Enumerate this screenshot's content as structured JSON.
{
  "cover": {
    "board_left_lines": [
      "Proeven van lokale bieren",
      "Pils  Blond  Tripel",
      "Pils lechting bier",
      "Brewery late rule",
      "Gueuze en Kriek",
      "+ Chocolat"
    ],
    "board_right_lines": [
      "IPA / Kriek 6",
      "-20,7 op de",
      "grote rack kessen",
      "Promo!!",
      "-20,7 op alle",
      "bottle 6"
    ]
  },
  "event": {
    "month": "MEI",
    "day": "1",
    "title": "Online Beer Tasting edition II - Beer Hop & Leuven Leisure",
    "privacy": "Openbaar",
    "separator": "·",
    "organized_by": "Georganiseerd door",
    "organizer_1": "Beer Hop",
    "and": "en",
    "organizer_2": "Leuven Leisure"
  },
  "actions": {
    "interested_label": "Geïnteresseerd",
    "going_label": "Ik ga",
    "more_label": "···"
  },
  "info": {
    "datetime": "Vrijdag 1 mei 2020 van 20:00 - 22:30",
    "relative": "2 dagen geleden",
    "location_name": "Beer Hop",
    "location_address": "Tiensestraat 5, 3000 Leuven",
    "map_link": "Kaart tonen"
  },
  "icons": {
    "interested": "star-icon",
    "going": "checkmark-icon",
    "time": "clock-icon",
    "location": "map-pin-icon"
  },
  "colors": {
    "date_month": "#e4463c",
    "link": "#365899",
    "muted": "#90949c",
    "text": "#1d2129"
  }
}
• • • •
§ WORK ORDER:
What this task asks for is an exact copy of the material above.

§ EXERCISE ANSWER:
Enumerate this screenshot's content as structured JSON.
{
  "cover": {
    "board_left_lines": [
      "Proeven van lokale bieren",
      "Pils  Blond  Tripel",
      "Pils lechting bier",
      "Brewery late rule",
      "Gueuze en Kriek",
      "+ Chocolat"
    ],
    "board_right_lines": [
      "IPA / Kriek 6",
      "-20,7 op de",
      "grote rack kessen",
      "Promo!!",
      "-20,7 op alle",
      "bottle 6"
    ]
  },
  "event": {
    "month": "MEI",
    "day": "1",
    "title": "Online Beer Tasting edition II - Beer Hop & Leuven Leisure",
    "privacy": "Openbaar",
    "separator": "·",
    "organized_by": "Georganiseerd door",
    "organizer_1": "Beer Hop",
    "and": "en",
    "organizer_2": "Leuven Leisure"
  },
  "actions": {
    "interested_label": "Geïnteresseerd",
    "going_label": "Ik ga",
    "more_label": "···"
  },
  "info": {
    "datetime": "Vrijdag 1 mei 2020 van 20:00 - 22:30",
    "relative": "2 dagen geleden",
    "location_name": "Beer Hop",
    "location_address": "Tiensestraat 5, 3000 Leuven",
    "map_link": "Kaart tonen"
  },
  "icons": {
    "interested": "star-icon",
    "going": "checkmark-icon",
    "time": "clock-icon",
    "location": "map-pin-icon"
  },
  "colors": {
    "date_month": "#e4463c",
    "link": "#365899",
    "muted": "#90949c",
    "text": "#1d2129"
  }
}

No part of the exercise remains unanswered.